Mother’s Day always coincides with the time roses are coming out of their dormancy. Healthy winter pruning, spring rains, composted tea application and refreshed mulch are the recipe for a display of color like no other time of year.
You might wonder why I say roses are misunderstood or even why a water conservation specialist would discuss roses. However, the stereotype that roses are water guzzlers is a misconception. Given well-prepared soil, plenty of mulch and point application irrigation, these plants will thrive with average water and produce an abundance of blooms worthy of winning prizes at the county fair.
Some argue that their roses require an inordinate amount of water. This is true if you live in the desert regions of California. (See Water Use Classifications of Landscape Species (WUCOLS), a guide to plants’ water needs.) But you also may be overwatering without realizing it. Roses are very forgiving and will accept being overwatered, producing flowers even while experiencing black spot or mildew. By the same token, you can overwater or train a native plant to accept more water than is required.
I would be remiss if I didn’t share that some roses are happier in other regions. For example, the Bay Area fog makes it difficult for a Tropicana rose to thrive. It will provide blooms, but be subject to rust and other fungus. On the other hand, it loves the heat if planted in central California. If you can’t live without the look of a Tropicana, try Futura which is a great match that can take our cool nights and warm days. You can find similar flowering roses that can live happily in the Bay Area since there are hundreds of varieties to choose from. If you have questions about growing roses here, check with the Marin Rose Society. They have an awesome website and are ready to help. Visit marinrose.org.

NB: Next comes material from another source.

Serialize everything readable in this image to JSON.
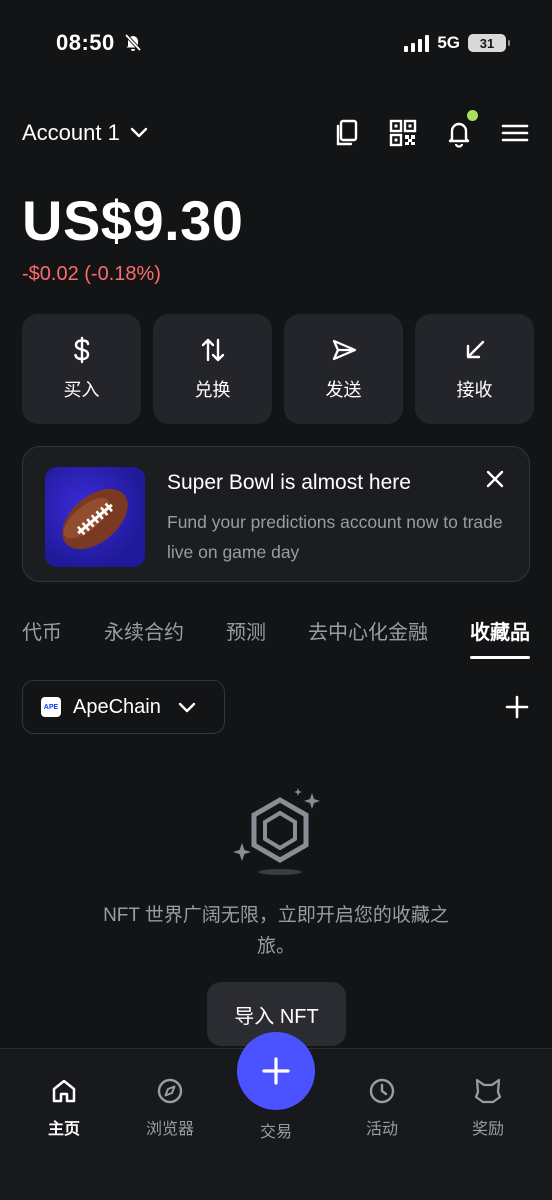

And speaking of help . . . we are still looking for volunteers to help with the Eco-Friendly Garden Tour coming up next week on May 15. Can you think of a better way to spend three and a half hours of a Saturday than sitting in a beautiful garden? Additionally, you will be given three free tickets to give to friends and family to enjoy the tour, and a free custom designed t-shirt. The balance of the day is yours to visit other gardens on the tour. Plan to experience living roofs, rain gardens, native gardens, cisterns and so much more. Please call (415) 945-1512 to volunteer. If you just need a day off and only want to tour the gardens, contact Gina at (415) 499-3202.